THE DATA
☆ ☆ ☆ ☆ ☆ ☆ ☆
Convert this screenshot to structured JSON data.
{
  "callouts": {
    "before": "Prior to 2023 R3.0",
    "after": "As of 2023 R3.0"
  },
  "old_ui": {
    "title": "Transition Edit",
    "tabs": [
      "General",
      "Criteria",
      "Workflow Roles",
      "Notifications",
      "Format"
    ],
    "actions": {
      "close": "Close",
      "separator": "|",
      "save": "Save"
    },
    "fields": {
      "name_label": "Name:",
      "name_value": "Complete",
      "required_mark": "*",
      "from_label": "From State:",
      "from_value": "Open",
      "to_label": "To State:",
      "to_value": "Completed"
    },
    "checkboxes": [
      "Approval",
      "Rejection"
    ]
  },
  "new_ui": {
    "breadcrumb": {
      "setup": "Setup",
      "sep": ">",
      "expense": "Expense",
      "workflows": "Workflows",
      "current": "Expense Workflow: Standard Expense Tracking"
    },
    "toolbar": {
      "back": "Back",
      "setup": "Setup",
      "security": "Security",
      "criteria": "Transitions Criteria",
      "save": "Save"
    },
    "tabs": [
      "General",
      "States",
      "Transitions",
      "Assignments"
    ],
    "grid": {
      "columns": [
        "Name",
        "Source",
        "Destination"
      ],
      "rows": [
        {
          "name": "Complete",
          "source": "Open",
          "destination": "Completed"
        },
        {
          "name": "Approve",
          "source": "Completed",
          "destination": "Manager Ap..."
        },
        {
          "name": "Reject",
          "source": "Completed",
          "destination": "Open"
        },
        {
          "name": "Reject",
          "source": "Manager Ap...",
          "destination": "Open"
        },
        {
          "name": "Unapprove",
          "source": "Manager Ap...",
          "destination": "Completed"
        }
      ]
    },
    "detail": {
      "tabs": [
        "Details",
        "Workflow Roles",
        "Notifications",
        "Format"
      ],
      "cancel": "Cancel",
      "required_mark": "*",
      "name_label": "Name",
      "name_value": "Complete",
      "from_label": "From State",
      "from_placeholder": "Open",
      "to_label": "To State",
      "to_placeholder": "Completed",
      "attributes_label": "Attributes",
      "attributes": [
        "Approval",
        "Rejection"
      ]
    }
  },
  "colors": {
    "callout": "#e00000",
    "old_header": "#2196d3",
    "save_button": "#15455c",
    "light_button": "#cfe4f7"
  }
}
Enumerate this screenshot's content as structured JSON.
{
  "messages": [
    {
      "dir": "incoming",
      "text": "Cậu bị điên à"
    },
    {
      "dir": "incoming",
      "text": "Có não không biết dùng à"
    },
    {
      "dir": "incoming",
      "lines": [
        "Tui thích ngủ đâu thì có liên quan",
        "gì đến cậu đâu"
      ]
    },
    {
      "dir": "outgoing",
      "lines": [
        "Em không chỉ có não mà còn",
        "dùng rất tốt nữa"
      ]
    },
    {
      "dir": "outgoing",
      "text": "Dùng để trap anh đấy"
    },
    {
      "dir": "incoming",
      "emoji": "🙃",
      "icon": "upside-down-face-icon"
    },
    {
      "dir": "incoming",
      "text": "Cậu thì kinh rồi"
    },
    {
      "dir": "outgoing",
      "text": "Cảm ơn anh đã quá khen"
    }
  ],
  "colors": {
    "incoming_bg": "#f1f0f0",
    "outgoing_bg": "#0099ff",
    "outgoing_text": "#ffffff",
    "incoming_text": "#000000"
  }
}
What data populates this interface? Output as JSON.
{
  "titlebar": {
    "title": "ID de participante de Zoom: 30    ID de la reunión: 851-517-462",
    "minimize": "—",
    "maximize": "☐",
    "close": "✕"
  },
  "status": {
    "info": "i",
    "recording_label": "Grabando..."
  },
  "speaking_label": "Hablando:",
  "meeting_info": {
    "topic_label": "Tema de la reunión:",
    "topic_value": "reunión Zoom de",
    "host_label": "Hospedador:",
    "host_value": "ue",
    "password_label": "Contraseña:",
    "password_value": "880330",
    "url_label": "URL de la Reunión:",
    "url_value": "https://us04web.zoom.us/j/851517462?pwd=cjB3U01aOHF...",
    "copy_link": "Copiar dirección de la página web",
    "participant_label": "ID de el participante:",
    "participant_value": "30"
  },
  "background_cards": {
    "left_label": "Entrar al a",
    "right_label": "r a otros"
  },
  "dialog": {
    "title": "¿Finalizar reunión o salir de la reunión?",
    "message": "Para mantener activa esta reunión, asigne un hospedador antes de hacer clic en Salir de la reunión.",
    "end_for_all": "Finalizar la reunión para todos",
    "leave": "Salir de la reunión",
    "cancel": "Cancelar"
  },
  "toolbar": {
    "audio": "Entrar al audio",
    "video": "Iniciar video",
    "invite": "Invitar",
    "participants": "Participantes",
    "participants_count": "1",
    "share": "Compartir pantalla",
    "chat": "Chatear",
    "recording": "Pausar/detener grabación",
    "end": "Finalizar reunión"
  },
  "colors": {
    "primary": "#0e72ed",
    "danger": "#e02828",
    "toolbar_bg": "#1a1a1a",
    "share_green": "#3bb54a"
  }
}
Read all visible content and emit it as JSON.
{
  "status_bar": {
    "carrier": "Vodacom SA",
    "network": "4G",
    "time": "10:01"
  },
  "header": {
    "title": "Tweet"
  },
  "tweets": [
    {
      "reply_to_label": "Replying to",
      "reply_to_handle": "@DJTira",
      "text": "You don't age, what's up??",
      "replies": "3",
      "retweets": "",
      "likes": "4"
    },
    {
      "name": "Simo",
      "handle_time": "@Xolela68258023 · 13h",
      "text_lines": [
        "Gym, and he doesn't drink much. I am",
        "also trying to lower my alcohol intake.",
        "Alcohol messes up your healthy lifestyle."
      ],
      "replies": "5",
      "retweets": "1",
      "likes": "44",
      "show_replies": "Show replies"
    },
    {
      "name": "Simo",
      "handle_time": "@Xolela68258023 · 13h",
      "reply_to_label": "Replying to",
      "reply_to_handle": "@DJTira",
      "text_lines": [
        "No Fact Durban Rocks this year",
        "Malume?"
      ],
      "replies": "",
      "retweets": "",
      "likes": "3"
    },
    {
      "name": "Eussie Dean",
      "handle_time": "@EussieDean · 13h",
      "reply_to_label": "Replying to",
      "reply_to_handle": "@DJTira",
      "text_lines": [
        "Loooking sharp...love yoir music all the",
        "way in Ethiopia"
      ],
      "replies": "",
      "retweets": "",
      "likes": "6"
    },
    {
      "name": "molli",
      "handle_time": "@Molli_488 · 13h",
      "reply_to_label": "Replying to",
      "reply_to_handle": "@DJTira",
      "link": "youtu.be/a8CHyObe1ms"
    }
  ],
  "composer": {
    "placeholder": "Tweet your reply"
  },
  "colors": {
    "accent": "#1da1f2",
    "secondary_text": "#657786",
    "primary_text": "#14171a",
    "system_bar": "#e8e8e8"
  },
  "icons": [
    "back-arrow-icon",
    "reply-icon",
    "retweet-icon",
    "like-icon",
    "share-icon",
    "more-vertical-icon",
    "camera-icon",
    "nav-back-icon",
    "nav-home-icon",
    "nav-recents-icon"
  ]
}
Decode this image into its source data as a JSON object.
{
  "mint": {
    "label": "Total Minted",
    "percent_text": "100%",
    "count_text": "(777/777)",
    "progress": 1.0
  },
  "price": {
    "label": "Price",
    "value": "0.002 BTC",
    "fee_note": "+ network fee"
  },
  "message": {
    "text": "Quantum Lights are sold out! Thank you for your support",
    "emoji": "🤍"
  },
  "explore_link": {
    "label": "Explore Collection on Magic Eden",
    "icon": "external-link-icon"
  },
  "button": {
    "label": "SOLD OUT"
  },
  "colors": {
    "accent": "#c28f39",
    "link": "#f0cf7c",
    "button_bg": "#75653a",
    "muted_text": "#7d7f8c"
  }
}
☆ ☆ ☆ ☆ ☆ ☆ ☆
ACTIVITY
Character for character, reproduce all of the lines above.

ANSWER TO THIS EXERCISE
Convert this screenshot to structured JSON data.
{
  "callouts": {
    "before": "Prior to 2023 R3.0",
    "after": "As of 2023 R3.0"
  },
  "old_ui": {
    "title": "Transition Edit",
    "tabs": [
      "General",
      "Criteria",
      "Workflow Roles",
      "Notifications",
      "Format"
    ],
    "actions": {
      "close": "Close",
      "separator": "|",
      "save": "Save"
    },
    "fields": {
      "name_label": "Name:",
      "name_value": "Complete",
      "required_mark": "*",
      "from_label": "From State:",
      "from_value": "Open",
      "to_label": "To State:",
      "to_value": "Completed"
    },
    "checkboxes": [
      "Approval",
      "Rejection"
    ]
  },
  "new_ui": {
    "breadcrumb": {
      "setup": "Setup",
      "sep": ">",
      "expense": "Expense",
      "workflows": "Workflows",
      "current": "Expense Workflow: Standard Expense Tracking"
    },
    "toolbar": {
      "back": "Back",
      "setup": "Setup",
      "security": "Security",
      "criteria": "Transitions Criteria",
      "save": "Save"
    },
    "tabs": [
      "General",
      "States",
      "Transitions",
      "Assignments"
    ],
    "grid": {
      "columns": [
        "Name",
        "Source",
        "Destination"
      ],
      "rows": [
        {
          "name": "Complete",
          "source": "Open",
          "destination": "Completed"
        },
        {
          "name": "Approve",
          "source": "Completed",
          "destination": "Manager Ap..."
        },
        {
          "name": "Reject",
          "source": "Completed",
          "destination": "Open"
        },
        {
          "name": "Reject",
          "source": "Manager Ap...",
          "destination": "Open"
        },
        {
          "name": "Unapprove",
          "source": "Manager Ap...",
          "destination": "Completed"
        }
      ]
    },
    "detail": {
      "tabs": [
        "Details",
        "Workflow Roles",
        "Notifications",
        "Format"
      ],
      "cancel": "Cancel",
      "required_mark": "*",
      "name_label": "Name",
      "name_value": "Complete",
      "from_label": "From State",
      "from_placeholder": "Open",
      "to_label": "To State",
      "to_placeholder": "Completed",
      "attributes_label": "Attributes",
      "attributes": [
        "Approval",
        "Rejection"
      ]
    }
  },
  "colors": {
    "callout": "#e00000",
    "old_header": "#2196d3",
    "save_button": "#15455c",
    "light_button": "#cfe4f7"
  }
}
Enumerate this screenshot's content as structured JSON.
{
  "messages": [
    {
      "dir": "incoming",
      "text": "Cậu bị điên à"
    },
    {
      "dir": "incoming",
      "text": "Có não không biết dùng à"
    },
    {
      "dir": "incoming",
      "lines": [
        "Tui thích ngủ đâu thì có liên quan",
        "gì đến cậu đâu"
      ]
    },
    {
      "dir": "outgoing",
      "lines": [
        "Em không chỉ có não mà còn",
        "dùng rất tốt nữa"
      ]
    },
    {
      "dir": "outgoing",
      "text": "Dùng để trap anh đấy"
    },
    {
      "dir": "incoming",
      "emoji": "🙃",
      "icon": "upside-down-face-icon"
    },
    {
      "dir": "incoming",
      "text": "Cậu thì kinh rồi"
    },
    {
      "dir": "outgoing",
      "text": "Cảm ơn anh đã quá khen"
    }
  ],
  "colors": {
    "incoming_bg": "#f1f0f0",
    "outgoing_bg": "#0099ff",
    "outgoing_text": "#ffffff",
    "incoming_text": "#000000"
  }
}
What data populates this interface? Output as JSON.
{
  "titlebar": {
    "title": "ID de participante de Zoom: 30    ID de la reunión: 851-517-462",
    "minimize": "—",
    "maximize": "☐",
    "close": "✕"
  },
  "status": {
    "info": "i",
    "recording_label": "Grabando..."
  },
  "speaking_label": "Hablando:",
  "meeting_info": {
    "topic_label": "Tema de la reunión:",
    "topic_value": "reunión Zoom de",
    "host_label": "Hospedador:",
    "host_value": "ue",
    "password_label": "Contraseña:",
    "password_value": "880330",
    "url_label": "URL de la Reunión:",
    "url_value": "https://us04web.zoom.us/j/851517462?pwd=cjB3U01aOHF...",
    "copy_link": "Copiar dirección de la página web",
    "participant_label": "ID de el participante:",
    "participant_value": "30"
  },
  "background_cards": {
    "left_label": "Entrar al a",
    "right_label": "r a otros"
  },
  "dialog": {
    "title": "¿Finalizar reunión o salir de la reunión?",
    "message": "Para mantener activa esta reunión, asigne un hospedador antes de hacer clic en Salir de la reunión.",
    "end_for_all": "Finalizar la reunión para todos",
    "leave": "Salir de la reunión",
    "cancel": "Cancelar"
  },
  "toolbar": {
    "audio": "Entrar al audio",
    "video": "Iniciar video",
    "invite": "Invitar",
    "participants": "Participantes",
    "participants_count": "1",
    "share": "Compartir pantalla",
    "chat": "Chatear",
    "recording": "Pausar/detener grabación",
    "end": "Finalizar reunión"
  },
  "colors": {
    "primary": "#0e72ed",
    "danger": "#e02828",
    "toolbar_bg": "#1a1a1a",
    "share_green": "#3bb54a"
  }
}
Read all visible content and emit it as JSON.
{
  "status_bar": {
    "carrier": "Vodacom SA",
    "network": "4G",
    "time": "10:01"
  },
  "header": {
    "title": "Tweet"
  },
  "tweets": [
    {
      "reply_to_label": "Replying to",
      "reply_to_handle": "@DJTira",
      "text": "You don't age, what's up??",
      "replies": "3",
      "retweets": "",
      "likes": "4"
    },
    {
      "name": "Simo",
      "handle_time": "@Xolela68258023 · 13h",
      "text_lines": [
        "Gym, and he doesn't drink much. I am",
        "also trying to lower my alcohol intake.",
        "Alcohol messes up your healthy lifestyle."
      ],
      "replies": "5",
      "retweets": "1",
      "likes": "44",
      "show_replies": "Show replies"
    },
    {
      "name": "Simo",
      "handle_time": "@Xolela68258023 · 13h",
      "reply_to_label": "Replying to",
      "reply_to_handle": "@DJTira",
      "text_lines": [
        "No Fact Durban Rocks this year",
        "Malume?"
      ],
      "replies": "",
      "retweets": "",
      "likes": "3"
    },
    {
      "name": "Eussie Dean",
      "handle_time": "@EussieDean · 13h",
      "reply_to_label": "Replying to",
      "reply_to_handle": "@DJTira",
      "text_lines": [
        "Loooking sharp...love yoir music all the",
        "way in Ethiopia"
      ],
      "replies": "",
      "retweets": "",
      "likes": "6"
    },
    {
      "name": "molli",
      "handle_time": "@Molli_488 · 13h",
      "reply_to_label": "Replying to",
      "reply_to_handle": "@DJTira",
      "link": "youtu.be/a8CHyObe1ms"
    }
  ],
  "composer": {
    "placeholder": "Tweet your reply"
  },
  "colors": {
    "accent": "#1da1f2",
    "secondary_text": "#657786",
    "primary_text": "#14171a",
    "system_bar": "#e8e8e8"
  },
  "icons": [
    "back-arrow-icon",
    "reply-icon",
    "retweet-icon",
    "like-icon",
    "share-icon",
    "more-vertical-icon",
    "camera-icon",
    "nav-back-icon",
    "nav-home-icon",
    "nav-recents-icon"
  ]
}
Decode this image into its source data as a JSON object.
{
  "mint": {
    "label": "Total Minted",
    "percent_text": "100%",
    "count_text": "(777/777)",
    "progress": 1.0
  },
  "price": {
    "label": "Price",
    "value": "0.002 BTC",
    "fee_note": "+ network fee"
  },
  "message": {
    "text": "Quantum Lights are sold out! Thank you for your support",
    "emoji": "🤍"
  },
  "explore_link": {
    "label": "Explore Collection on Magic Eden",
    "icon": "external-link-icon"
  },
  "button": {
    "label": "SOLD OUT"
  },
  "colors": {
    "accent": "#c28f39",
    "link": "#f0cf7c",
    "button_bg": "#75653a",
    "muted_text": "#7d7f8c"
  }
}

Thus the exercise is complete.